Monitoring and evaluating program impacts: Our shared work is effective only if we and communities respond to new information, changing conditions, and lessons learned. At the same time, communities tell us they rarely have the time or patience to work through confusing and cumbersome evaluation systems. So HCSN is working directly with communities to develop and use a framework and tools tailor-made for communities to better understand, improve, and tell the story of their impact.
Capacity-building for community-based organizations: Most of HCSN’s community partners are small, grassroots, community-based organizations. Many of their efforts begin in response to specific threats, and they galvanize their neighbors to improve community conditions. As they grow to recognize their own ability to affect positive community change, they start thinking about how to sustain a long-term effort. Many communities turn to HCSN for help, so we provide or link them to assistance in strategic planning, organizational development, and administrative and fiscal management systems.
HCSN promotes fair and equitable partnerships. HCSN is committed to integrity, transparency, and accountability in all of our actions, and we partner with organizations and institutions that demonstrate a shared commitment to these values.
HCSN employs a community-driven approach to our work, and we provide assistance only in communities that request our support.
HCSN builds local capacity for community-based management of local environmental heritage.
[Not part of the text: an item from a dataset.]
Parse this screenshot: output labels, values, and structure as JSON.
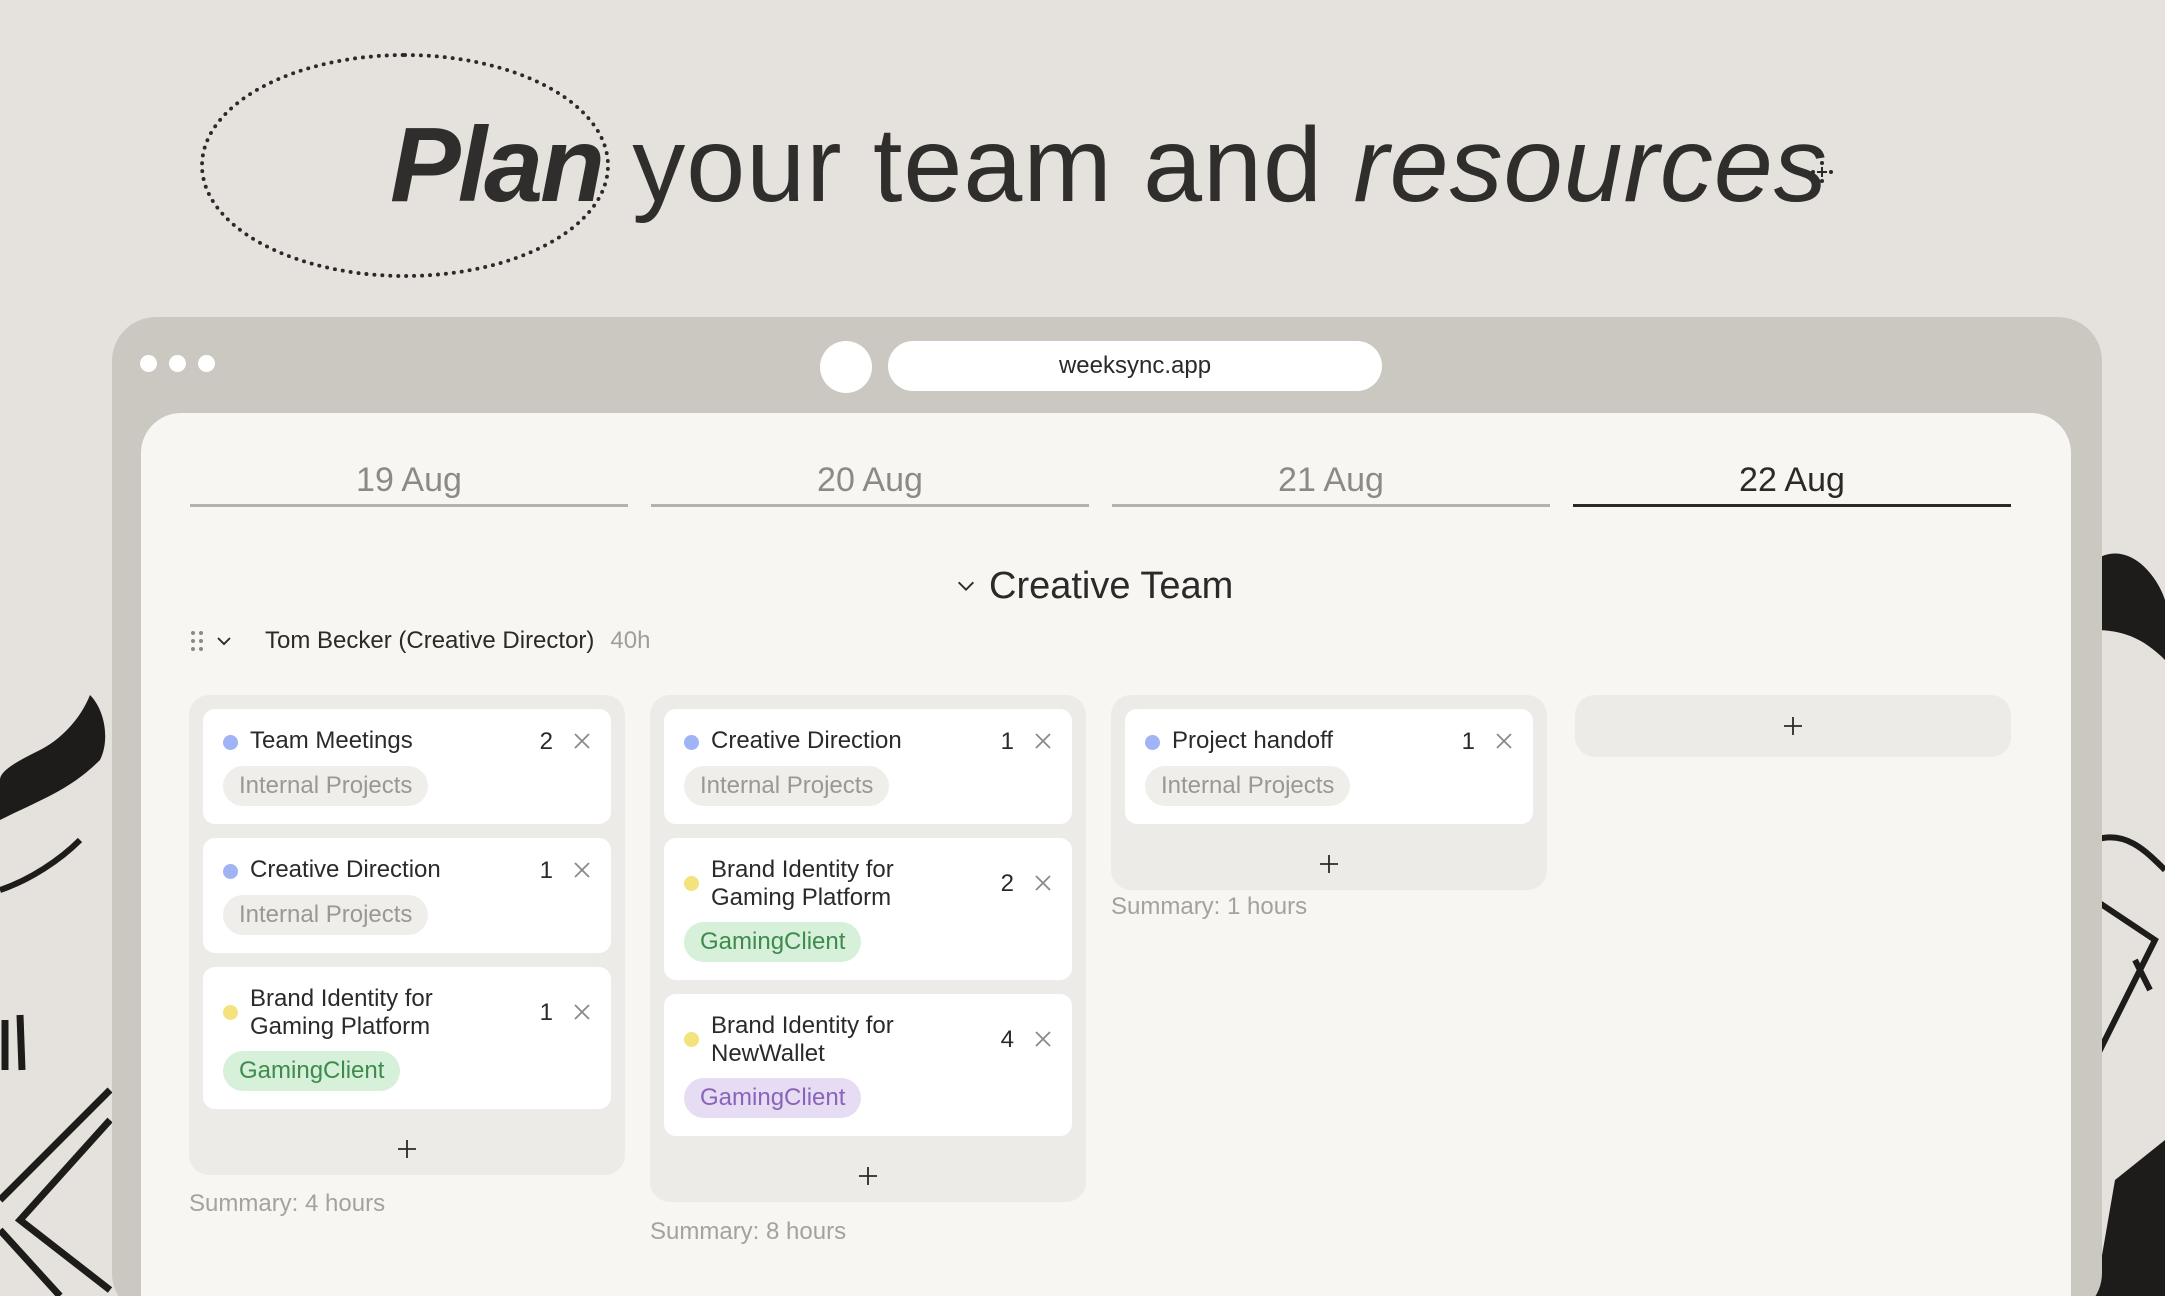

We seek to empower and strengthen community-based organizations to identify their own resource management goals and develop the expertise, knowledge, and skills necessary to accomplish these goals. We encourage collaboration and connect community resource managers with a network of knowledgeable practitioners and professionals in a broad variety of disciplines.
The Hawai‘i Community Stewardship Network was founded in 2003 as the Hawai‘i Program of the Community Conservation Network (CCN). In 2009 the Hawai‘i Program became the Hawai‘i Community Stewardship Network, or Ka ‘Ahahui Hoa‘āina O Ke Kaiāulu Hawai‘i, a name selected for our organization by our community partners.
The Hawai‘i Community Stewardship Network partners with the Oʻahu Resource Conservation & Development Council (ORCD), an independent, tax-exempt Hawai‘i non-profit entity that serves as our administrative agent. ORCD is dedicated to their mission of improving the quality of life of the people of Oʻahu by encouraging and assisting local leadership to develop and carry out activities that conserve and sustain our natural, human, cultural, and economic resources. Click here to learn more about the ORCD.
Help us take care of Hawai‘i's environmental heritage. Join the growing movement to ensure healthy communities through a healthy environment by making an investment in communities who are actively caring for their environmental heritage.Donate today. Mahalo! »